Father of slain Lilly Garcia, 4, calls motorist who cut him off a 'f------ idiot'
Motorist pulls up, utters something, and later opens fire, Alan Garcia tells police
Police tipster identifies the motorist, who claims Garcia tried to run him off the road
Road rage escalated into deadly violence when a motorist fired into another vehicle on a New Mexico interstate, killing a 4-year-old girl, according to newly released court documents and police records.
Illiana “Lilly” Rose Garcia was declared dead at a hospital after the incident Tuesday afternoon on Interstate 40 in Albuquerque.
Tony D. Torrez, 32, was arrested Wednesday and is charged with an open count of murder, aggravated battery with a deadly weapon, assault with the intent to commit a violent felony, shooting at or from a motor vehicle, child abuse, child abuse resulting in death and tampering with evidence. He is being held on a $650,000 cash-only bond.
On Thursday, Bernalillo County Metropolitan Court Judge Chris Schultz continued the bail amount, a court spokeswoman said. A public defender assisted Torrez, who appeared over a video monitor from a detention center. Torrez doesn’t yet have an attorney, the spokeswoman said.
The episode of highway rage transpired as quickly as two vehicles can cover two miles of highway.
Alan Garcia had Lilly and son Isaac, 7, in the back seat of his red Dodge Ram pickup after picking them up from school. He told police he was attempting to exit the highway to go to a grocery store, but a car crossed two lanes of traffic and blocked him.
Garcia gestured toward the other driver and then called him a “f—— idiot,” according to court documents that disclosed details of the shooting for the first time.

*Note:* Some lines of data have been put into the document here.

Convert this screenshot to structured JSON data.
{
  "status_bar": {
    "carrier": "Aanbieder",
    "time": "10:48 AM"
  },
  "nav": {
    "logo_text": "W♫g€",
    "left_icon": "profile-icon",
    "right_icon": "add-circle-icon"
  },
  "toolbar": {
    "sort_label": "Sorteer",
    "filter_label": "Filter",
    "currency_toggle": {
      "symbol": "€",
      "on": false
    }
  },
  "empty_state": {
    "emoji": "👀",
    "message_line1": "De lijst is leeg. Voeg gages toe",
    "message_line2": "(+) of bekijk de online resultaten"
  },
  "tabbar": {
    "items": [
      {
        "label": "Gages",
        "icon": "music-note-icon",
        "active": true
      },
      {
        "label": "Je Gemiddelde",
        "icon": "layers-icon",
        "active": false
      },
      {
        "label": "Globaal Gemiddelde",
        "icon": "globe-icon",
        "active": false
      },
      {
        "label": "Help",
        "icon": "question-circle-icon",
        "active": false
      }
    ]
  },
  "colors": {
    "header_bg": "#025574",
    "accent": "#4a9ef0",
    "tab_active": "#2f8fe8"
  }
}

Torrez, whom a tipster would later identify as the other driver, pulled up beside Garcia’s window and uttered “something towards Alan but he did not know what was said,” according to police.
Torrez told an acquaintance that “he shot the girl on Interstate 40” and that Garcia’s “red truck tried to run Tony off the road,” the court documents said. The acquaintance later became an anonymous tipster to police, and his information was used in Torrez’s arrest warrant.
Garcia sped up to get away, but said he heard two shots strike his pickup truck.
“She’s bleeding,” Isaac said of Lilly.
Garcia heard a third shot after the car approached the truck’s passenger side. When Garcia slammed on his brakes, the car began to pass him.
Garcia heard a fourth shot, and the car sped away.
Garcia pulled over onto the shoulder of the highway and gave aid to his daughter. She had been shot in the head.
Two nurses stopped as they passed by. They tried to help the bleeding girl on the tailgate of the pickup: one held her head, and the other her feet, according to police and court papers.
When a sheriff’s deputy arrived in response to Garcia’s 911 call, the girl’s pupils appeared dilated, according to the police affidavit and criminal complaint filed in Bernalillo County Metropolitan Court.
After he was arrested, Torrez “confessed” to the shooting, said police Chief Gorden Eden.
The anonymous tipster told police that Torrez’s address on his driver’s license and registration weren’t correct, and gave two other addresses for Torrez on the same street.
It appears the family did not know the suspect, police told CNN affiliate KOAT.
The police chief expressed shock at the shooting.
“To have your child in your hands in such circumstances is going to live with the father for the rest of his life,” Eden said.
‘Beautiful big brown eyes’
In Lilly Garcia’s short life, her big brown eyes sparkled – just like her personality, her parents say. She swept into a room and filled it with laughter.
Tearful relatives clutched a picture of Lilly – smiling, her cheek perched on her hand – as they remembered her.
“My Illiana Rose had this personality that would just be over and above her age, and this smile and these beautiful big brown eyes and would just light up a room,” her mother, Veronica Garcia, told KOAT.
“The first time you met her, she’d just grab your heart.”
Lilly loved dancing, singing and school. She loved to prance around in a pair of pink boots. And the girl nicknamed “Lilly Willy” was so easygoing, relatives said it’s hard to imagine their life without her.
“We wouldn’t want anybody in our shoes,” her father said.
CNN’s Sara Weisfeldt, Ana Cabrera, Tina Burnside, Christine Server, Michael Martinez and Dana Ford contributed to this report.